If Rogue One fails to take the idea of the Force anywhere new, it does present a whole new view of the Rebel Alliance. The Alliance’s plan to assassinate the Death Star’s intellectual architect raises an intriguing moral dilemma, and if the idea is unsavory, it’s still impossible to regard the intended victim as innocent.
Oddly enough, the Alliance’s assassination plot is more forgivable than its ruthless manipulation of Jyn into aiding the killing of her own father. Indeed, the portrayal of the Alliance is surprisingly dark, with little sense of higher ideals or aspirations to relieve it. Cassian, the principal Rebel character, brutally murders his own informant. The Rebels who ally with Jyn are declared to have done terrible things in their fight against the Empire. The Alliance’s leadership rejects a chance to destroy the Death Star through cowardice and sheer stupidity. The sad truth is that Rogue One goes rogue from the Rebel Alliance.
Rogue One’s primary failing is that it takes too little interest in its own characters. All of them suffer some degree of neglect. Cassian is the most developed of the lot, by virtue of having a cause and experiencing inner conflict, but he’s also a joyless character, consumed by a crusade against the Empire for reasons that are only hinted at. Why the ex-Imperial pilot defected from the Empire is a mystery, as is why he volunteered for the desperate last mission. Similarly, Chirrut and his friend, what’s-his-name – you know who I mean, the one with the big gun – intervene once and then just sort of tag along for the rest of the movie.
But no one is more neglected than Jyn, the main protoganist of the film. Rogue One can’t be bothered to invest in her the sort of quiet moments with which other Star Wars movies introduce their heroes – think of Luke playing with his toy ship or looking at the setting suns, or the brief shots of Rey’s handmade pilot doll and wall of marked-off days. It’s not even interested when Jyn makes decisions crucial to the plot. In the first half of the movie, Jyn disavows any interest in fighting the Empire, blames the Rebel cause for her suffering, and likens Cassian to a stormtrooper – indeed, this is the surest sign that she disapproves of the Empire: she compares Rebels to stormtroopers. And then suddenly she’s talking more Rebel than the Rebels and giving rallying speeches against the Empire.

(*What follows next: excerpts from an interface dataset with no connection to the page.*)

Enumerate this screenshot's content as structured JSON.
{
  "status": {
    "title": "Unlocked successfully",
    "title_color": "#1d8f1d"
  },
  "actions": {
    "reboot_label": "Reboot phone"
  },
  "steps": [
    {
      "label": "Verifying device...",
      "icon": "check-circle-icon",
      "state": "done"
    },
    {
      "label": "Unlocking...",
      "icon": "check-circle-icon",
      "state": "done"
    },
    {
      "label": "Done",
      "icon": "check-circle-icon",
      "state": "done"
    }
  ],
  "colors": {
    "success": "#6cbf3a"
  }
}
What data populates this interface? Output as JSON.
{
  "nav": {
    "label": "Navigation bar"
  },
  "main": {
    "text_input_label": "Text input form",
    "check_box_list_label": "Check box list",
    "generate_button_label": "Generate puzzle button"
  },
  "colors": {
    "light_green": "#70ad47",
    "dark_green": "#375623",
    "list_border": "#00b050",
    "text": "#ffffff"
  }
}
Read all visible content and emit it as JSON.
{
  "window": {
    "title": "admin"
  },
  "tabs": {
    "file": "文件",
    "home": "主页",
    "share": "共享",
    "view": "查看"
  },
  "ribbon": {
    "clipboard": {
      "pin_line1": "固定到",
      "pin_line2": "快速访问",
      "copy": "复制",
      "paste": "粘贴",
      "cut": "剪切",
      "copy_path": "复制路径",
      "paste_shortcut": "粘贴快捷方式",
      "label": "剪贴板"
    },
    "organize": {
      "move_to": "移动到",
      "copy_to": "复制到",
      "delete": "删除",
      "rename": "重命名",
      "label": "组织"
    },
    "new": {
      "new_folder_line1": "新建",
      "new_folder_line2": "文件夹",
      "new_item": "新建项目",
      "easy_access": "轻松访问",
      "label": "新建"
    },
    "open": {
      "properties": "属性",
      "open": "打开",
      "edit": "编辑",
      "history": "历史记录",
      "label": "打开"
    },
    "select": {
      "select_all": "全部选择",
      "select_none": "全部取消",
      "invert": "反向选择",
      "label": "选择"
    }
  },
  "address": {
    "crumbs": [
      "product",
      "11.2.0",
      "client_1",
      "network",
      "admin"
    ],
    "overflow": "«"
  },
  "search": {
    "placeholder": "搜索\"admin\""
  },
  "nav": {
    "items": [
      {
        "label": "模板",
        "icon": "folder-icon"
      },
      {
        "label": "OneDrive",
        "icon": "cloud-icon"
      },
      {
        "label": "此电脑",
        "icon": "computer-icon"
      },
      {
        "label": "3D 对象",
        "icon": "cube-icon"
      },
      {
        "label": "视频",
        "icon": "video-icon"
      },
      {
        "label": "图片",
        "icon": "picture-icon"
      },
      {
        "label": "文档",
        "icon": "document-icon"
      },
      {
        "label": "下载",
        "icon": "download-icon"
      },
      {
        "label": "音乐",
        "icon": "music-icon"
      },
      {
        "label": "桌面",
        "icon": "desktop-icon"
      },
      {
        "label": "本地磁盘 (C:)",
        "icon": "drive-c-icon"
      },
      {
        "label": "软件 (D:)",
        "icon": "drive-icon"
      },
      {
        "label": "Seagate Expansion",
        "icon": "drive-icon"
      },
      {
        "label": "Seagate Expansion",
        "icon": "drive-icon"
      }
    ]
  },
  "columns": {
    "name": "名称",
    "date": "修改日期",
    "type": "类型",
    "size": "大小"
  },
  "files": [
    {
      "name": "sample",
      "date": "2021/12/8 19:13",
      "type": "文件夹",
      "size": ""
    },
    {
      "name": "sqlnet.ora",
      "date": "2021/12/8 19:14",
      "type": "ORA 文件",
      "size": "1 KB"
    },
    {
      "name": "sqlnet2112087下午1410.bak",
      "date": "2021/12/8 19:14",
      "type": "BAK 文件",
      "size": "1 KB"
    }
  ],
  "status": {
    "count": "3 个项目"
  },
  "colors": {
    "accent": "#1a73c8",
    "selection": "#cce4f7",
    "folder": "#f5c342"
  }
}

Did she believe those speeches, despite blaming the Rebels for her father’s death so shortly before? Did she believe that the Imperial flag doesn’t bother you if you don’t look up, despite being orphaned by the Imperials? Who knows?
Rogue One is above all an action movie, and as it rushes from one action sequence to another, it seems hardly to care why its characters fight so long as they do. The characters are lost in the parade of explosions and firefights, and I think the meaning is, too.
And then, in the climax, it’s found. It’s ironic that the film waits until the penultimate action sequence to slow down and give the characters their moments, but every second is welcome. The end of Rogue One is fantastic, leading brilliantly into A New Hope and imbuing the fight and the sacrifice with meaning. Tarkin’s final use of the Death Star offends logic, but it also gives the villain’s end a kind of horrifying justice I’ve never seen any other story achieve.
No review of Rogue One would be complete without praising K-2SO and how masterfully he is used for humor, or without noting that every moment of Darth Vader’s presence is pure win. Rogue One’s frenetic pace crowds out too many quiet moments and too much thoughtfulness, and the absence of the Jedi and tarnishing of the Rebellion feel like losses. It doesn’t capture the Star Wars magic, but Rogue One is a skillful sci-fi action movie that possesses its own gleams of greatness.